Aussie scientists have figured out the likely origin of where those pesky martian meteorites came from. It’s Mars, for sure, but now we have a good idea of where on Mars.
“Wait, what martian meteorites?” I hear you ask. Well, over the past 20 million years, Earth has been getting served up fresh hot chunks of Mars – around 166 of them, in fact.
When analysing their makeup, our scientists were able to say that these meteorites were coming from Mars, but up until now, they didn’t really know where on Mars they were coming from.
That was until researchers at Curtin University started using a machine learning algorithm, and a new database of 90 million impact craters, to see where the rocks are being hurled from.
“By observing the secondary crater fields – or the small craters formed by the ejecta that was thrown out of the larger crater formed recently on the planet, we found that the Tooting crater is the most likely source of these meteorites ejected from Mars 1.1 million years ago,” said Curtin University’s Dr. Anthony Lagain, the lead researcher of Curtin’s Space Science and Technology Centre in the School of Earth and Planetary Sciences.

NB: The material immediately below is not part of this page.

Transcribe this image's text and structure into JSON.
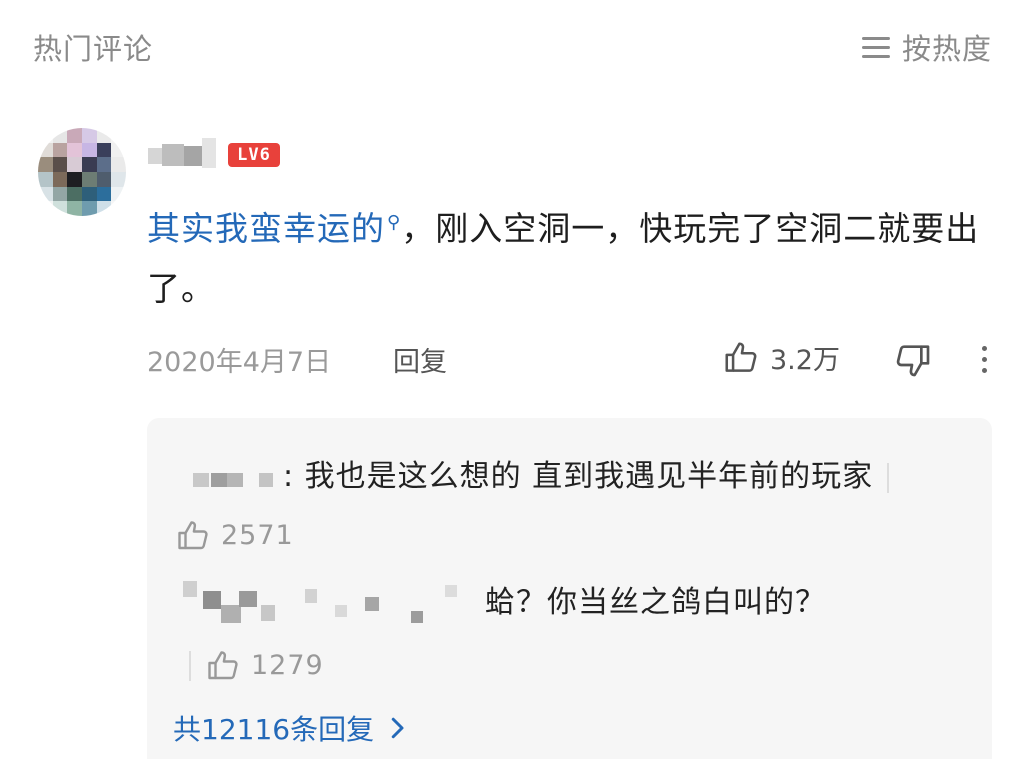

“For the first time, through this research, the geological context of a group of martian meteorites is accessible.”
What do these martian meteorites mean?
It might not prove that aliens exist, but this is a pretty big deal for us, our future and Mars as a habitable planet. Firstly, let’s not underscore how cool it is that a machine learning algorithm was able to pinpoint this information – that’s pretty cool, and is yet another neat application of that kind of technology.
But also too, because we now have a pretty reasonable idea of where the meteorites came from (the Tooting crater, yes that is the name the researchers have given it, I don’t make the rules), the implications for Mars are pretty substantial.
“This finding implies that volcanic eruptions occurred in this region 300 million years ago, which is very recent at a geological time scale. It also provides new insights on the structure of the planet, beneath this volcanic province,” said Professor Gretchen Benedix, the Co-Lead on the project, also from the Curtin Space Science and Technology Centre.
“Mapping craters on Mars is a first step. The algorithm we developed can be retrained to perform automated digital mapping of any celestial body. It can be applied to Earth to assist with managing agriculture, the environment and even potentially natural disasters such as fires or floods,” Dr Lagain added.
Does this make the prospect of humans living on Mars any better? For sure, but we still have a while before we get there.
The ‘martian meteorites’ research has been published in Nature Communications.